:: Provided information ::

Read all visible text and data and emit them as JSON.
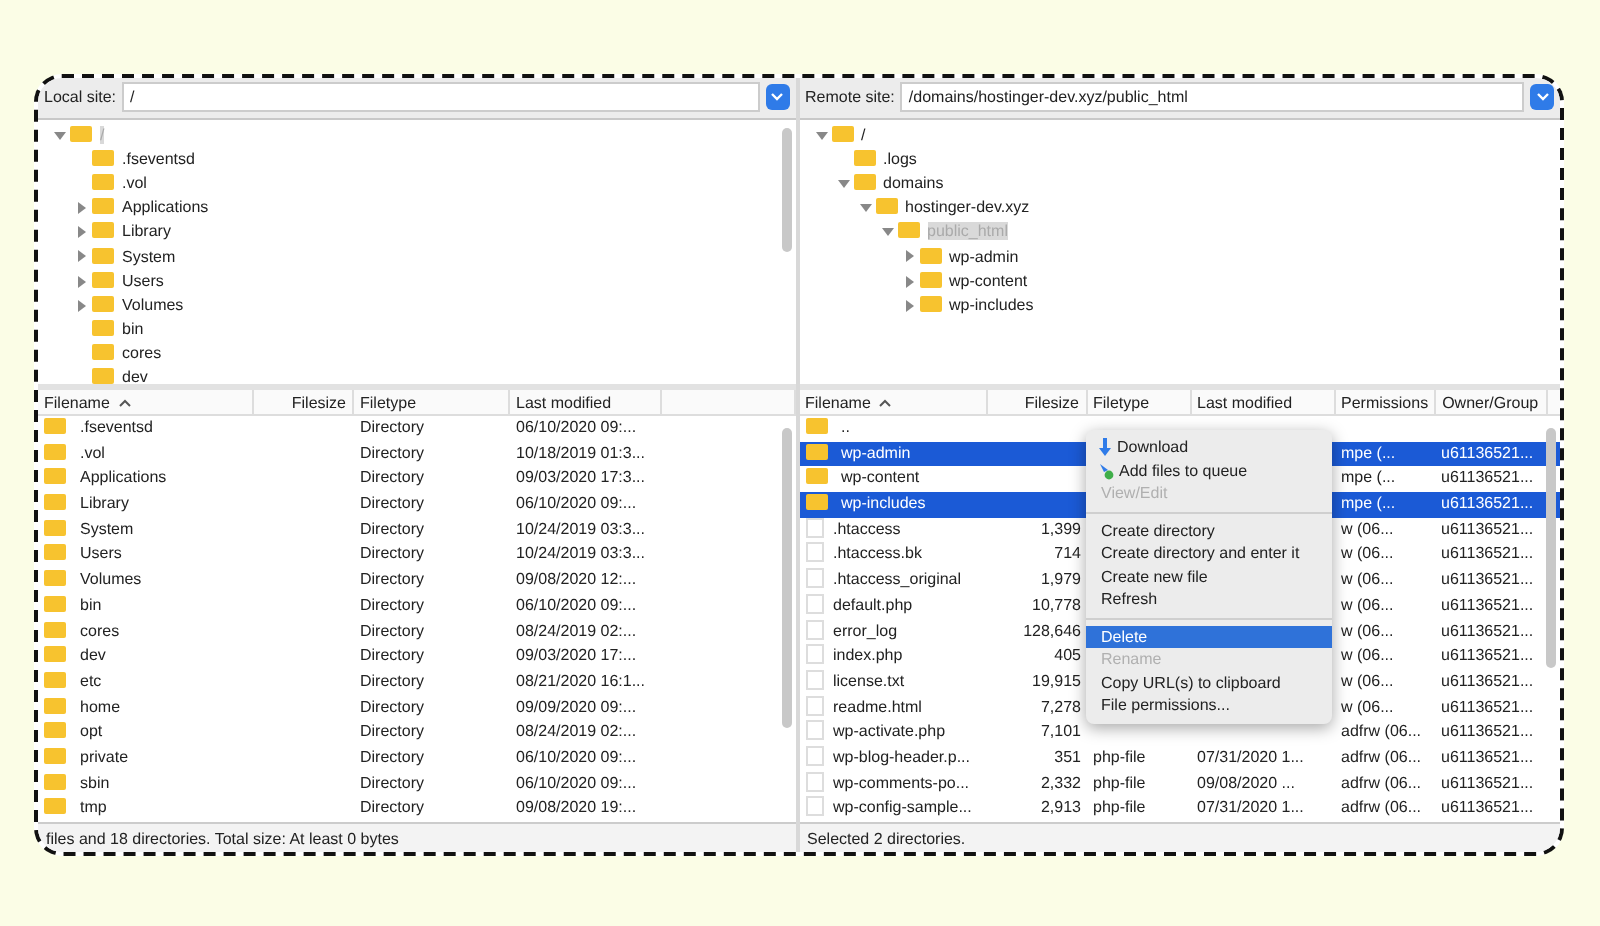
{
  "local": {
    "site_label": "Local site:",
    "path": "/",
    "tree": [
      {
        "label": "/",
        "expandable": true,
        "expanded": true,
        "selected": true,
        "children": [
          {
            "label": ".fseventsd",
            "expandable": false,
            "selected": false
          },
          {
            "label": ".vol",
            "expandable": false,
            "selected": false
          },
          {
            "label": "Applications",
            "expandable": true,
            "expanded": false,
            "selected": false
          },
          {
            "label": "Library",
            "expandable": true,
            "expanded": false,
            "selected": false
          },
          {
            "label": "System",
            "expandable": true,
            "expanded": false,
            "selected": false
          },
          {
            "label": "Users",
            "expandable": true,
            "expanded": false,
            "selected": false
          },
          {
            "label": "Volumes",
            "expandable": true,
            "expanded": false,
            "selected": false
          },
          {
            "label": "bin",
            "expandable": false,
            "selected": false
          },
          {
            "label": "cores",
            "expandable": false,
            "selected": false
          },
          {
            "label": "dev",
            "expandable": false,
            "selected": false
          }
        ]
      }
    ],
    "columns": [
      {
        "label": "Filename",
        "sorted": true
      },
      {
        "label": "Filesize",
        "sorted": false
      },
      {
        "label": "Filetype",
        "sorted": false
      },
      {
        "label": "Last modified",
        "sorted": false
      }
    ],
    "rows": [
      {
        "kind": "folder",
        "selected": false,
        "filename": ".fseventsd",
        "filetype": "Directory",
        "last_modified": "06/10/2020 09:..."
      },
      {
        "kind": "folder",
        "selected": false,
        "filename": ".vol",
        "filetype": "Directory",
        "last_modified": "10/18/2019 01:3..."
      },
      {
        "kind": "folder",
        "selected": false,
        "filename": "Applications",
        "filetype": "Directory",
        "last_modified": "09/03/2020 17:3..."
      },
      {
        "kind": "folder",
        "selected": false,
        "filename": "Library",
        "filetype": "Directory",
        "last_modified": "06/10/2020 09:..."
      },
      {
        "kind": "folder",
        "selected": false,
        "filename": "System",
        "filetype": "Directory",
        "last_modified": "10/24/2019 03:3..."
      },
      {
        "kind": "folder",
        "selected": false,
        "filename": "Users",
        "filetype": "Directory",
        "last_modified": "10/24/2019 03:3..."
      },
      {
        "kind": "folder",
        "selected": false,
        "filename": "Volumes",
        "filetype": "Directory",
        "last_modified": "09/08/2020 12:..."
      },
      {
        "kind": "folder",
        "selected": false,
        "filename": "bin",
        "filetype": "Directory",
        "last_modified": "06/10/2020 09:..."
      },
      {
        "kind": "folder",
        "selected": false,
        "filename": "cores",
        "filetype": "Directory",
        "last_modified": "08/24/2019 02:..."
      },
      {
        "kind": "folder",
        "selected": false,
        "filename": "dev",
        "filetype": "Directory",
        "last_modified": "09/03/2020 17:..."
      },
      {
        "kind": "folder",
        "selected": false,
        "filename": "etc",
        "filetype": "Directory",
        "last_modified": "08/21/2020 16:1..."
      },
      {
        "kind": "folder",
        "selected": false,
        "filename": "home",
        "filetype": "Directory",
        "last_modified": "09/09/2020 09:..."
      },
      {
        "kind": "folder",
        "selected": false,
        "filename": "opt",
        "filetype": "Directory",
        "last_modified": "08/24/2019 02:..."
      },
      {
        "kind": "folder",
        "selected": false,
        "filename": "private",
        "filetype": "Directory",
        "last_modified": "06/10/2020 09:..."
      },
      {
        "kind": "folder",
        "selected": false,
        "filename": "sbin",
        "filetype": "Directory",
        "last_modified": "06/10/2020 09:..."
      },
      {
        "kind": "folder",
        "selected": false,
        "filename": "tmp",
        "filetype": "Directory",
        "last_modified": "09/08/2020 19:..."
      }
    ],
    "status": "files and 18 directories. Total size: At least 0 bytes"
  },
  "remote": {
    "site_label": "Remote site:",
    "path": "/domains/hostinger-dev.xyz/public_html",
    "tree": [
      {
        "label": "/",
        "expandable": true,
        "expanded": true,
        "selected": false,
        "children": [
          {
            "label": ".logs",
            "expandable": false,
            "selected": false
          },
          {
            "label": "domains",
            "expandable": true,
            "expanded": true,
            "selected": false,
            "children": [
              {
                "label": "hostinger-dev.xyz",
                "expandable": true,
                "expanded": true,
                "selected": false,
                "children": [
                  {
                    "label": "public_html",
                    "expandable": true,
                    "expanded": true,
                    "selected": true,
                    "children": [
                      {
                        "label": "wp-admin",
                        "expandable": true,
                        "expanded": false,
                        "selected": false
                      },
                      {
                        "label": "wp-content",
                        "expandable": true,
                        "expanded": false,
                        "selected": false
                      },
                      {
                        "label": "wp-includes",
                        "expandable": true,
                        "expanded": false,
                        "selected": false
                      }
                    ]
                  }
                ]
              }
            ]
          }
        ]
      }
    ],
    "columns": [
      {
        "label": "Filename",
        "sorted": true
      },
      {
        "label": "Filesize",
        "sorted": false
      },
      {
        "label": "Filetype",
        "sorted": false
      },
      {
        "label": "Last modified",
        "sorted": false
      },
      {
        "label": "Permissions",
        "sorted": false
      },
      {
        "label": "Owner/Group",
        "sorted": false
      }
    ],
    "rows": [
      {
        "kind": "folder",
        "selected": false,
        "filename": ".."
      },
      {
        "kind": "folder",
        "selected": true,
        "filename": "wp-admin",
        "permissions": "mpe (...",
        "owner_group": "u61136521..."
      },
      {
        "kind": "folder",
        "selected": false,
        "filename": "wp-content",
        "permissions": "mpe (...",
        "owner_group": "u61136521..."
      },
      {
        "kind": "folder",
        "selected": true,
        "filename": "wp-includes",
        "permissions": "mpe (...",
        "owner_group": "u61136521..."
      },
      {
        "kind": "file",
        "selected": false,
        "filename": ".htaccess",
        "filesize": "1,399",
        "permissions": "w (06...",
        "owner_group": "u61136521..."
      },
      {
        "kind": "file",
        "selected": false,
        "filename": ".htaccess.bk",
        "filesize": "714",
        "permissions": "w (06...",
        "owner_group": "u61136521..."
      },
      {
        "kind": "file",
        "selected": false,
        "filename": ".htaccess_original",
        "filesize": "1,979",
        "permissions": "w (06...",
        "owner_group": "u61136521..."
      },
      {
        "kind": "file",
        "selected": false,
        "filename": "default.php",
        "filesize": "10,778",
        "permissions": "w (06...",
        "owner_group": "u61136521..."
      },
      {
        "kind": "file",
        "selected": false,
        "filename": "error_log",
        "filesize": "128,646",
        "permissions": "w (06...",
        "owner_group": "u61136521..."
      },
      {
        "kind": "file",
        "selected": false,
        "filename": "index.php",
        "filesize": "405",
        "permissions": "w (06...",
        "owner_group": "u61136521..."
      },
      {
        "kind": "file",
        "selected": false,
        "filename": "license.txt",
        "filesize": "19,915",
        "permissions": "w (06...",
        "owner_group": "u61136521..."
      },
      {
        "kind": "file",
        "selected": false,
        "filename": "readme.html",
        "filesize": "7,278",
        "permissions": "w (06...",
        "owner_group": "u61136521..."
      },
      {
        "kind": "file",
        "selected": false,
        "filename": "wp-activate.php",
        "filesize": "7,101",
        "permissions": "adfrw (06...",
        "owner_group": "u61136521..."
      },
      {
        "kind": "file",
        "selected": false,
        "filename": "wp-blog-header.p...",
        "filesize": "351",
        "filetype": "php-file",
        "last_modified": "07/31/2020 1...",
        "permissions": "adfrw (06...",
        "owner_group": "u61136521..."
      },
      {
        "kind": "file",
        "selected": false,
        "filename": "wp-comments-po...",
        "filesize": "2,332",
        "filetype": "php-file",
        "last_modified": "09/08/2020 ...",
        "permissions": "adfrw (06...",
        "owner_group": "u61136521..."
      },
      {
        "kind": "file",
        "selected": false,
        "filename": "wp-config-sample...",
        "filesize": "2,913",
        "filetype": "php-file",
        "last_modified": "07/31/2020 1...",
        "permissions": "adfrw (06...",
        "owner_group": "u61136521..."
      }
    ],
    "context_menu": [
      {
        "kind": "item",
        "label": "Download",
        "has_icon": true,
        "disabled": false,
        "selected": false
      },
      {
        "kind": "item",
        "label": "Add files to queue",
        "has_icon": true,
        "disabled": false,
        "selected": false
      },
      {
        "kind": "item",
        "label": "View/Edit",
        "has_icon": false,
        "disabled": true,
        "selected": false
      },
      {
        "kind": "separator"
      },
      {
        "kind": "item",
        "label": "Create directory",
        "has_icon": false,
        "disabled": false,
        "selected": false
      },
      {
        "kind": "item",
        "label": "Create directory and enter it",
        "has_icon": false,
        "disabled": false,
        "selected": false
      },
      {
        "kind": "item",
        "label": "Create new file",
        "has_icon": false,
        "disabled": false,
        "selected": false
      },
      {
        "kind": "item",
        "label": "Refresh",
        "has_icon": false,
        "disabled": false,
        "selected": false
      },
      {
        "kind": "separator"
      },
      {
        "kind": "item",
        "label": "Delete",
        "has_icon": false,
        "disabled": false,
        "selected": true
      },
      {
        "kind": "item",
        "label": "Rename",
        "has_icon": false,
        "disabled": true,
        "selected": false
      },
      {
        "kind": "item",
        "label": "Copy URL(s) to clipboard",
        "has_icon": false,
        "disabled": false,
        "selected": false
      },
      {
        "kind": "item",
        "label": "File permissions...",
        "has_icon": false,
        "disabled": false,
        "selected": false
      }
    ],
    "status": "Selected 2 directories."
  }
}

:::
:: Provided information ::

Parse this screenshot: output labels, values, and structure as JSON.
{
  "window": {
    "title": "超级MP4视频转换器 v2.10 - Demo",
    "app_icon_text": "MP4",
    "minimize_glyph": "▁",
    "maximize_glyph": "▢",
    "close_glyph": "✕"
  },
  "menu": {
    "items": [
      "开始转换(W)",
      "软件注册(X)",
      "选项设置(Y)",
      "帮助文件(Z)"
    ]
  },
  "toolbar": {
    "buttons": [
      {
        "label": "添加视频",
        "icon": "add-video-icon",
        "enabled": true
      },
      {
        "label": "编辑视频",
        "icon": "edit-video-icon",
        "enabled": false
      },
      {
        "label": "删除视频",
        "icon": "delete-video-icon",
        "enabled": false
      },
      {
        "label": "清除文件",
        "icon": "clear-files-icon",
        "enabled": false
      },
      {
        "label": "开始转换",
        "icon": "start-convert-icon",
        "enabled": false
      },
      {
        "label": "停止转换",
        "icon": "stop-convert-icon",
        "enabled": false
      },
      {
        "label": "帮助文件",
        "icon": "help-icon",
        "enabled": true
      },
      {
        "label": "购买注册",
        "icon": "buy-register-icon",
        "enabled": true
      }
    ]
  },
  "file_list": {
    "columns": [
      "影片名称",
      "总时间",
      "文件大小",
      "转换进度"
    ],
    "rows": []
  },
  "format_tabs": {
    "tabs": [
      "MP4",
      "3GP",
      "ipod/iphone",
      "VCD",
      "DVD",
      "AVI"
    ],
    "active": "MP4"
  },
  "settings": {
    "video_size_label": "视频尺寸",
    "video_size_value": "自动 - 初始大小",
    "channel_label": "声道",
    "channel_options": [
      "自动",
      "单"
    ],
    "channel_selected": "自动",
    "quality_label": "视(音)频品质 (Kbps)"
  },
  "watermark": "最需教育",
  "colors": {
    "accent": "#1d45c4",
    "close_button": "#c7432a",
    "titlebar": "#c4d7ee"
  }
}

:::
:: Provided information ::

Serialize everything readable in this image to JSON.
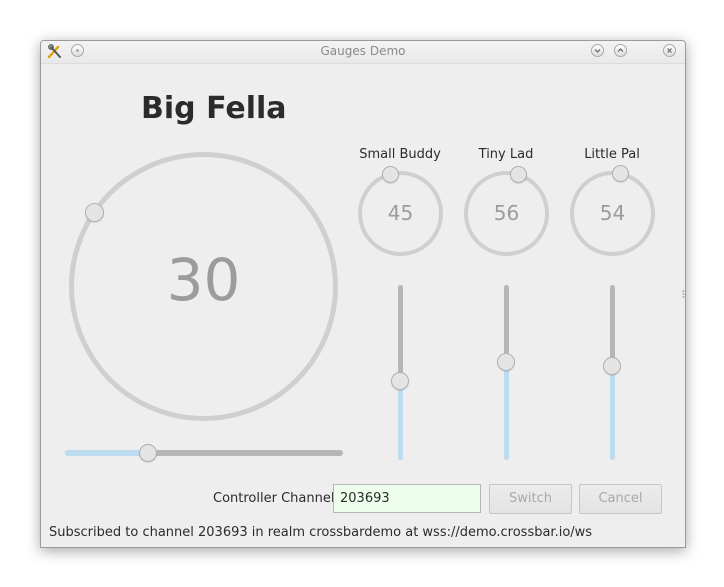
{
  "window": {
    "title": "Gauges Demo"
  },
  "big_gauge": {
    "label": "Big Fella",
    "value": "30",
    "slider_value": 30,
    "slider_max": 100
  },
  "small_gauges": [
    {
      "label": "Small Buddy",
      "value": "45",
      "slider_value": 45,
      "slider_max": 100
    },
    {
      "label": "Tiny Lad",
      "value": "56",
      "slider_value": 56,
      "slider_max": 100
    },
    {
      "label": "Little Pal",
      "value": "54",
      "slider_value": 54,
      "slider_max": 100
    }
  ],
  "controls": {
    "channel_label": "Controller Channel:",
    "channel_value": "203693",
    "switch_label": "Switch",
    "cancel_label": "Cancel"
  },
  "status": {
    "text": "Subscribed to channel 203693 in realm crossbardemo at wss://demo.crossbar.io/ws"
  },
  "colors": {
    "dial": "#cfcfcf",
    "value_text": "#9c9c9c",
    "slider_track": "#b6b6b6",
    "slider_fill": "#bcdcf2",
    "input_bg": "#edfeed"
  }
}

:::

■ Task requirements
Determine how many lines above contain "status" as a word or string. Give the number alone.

■ Solution to this task
3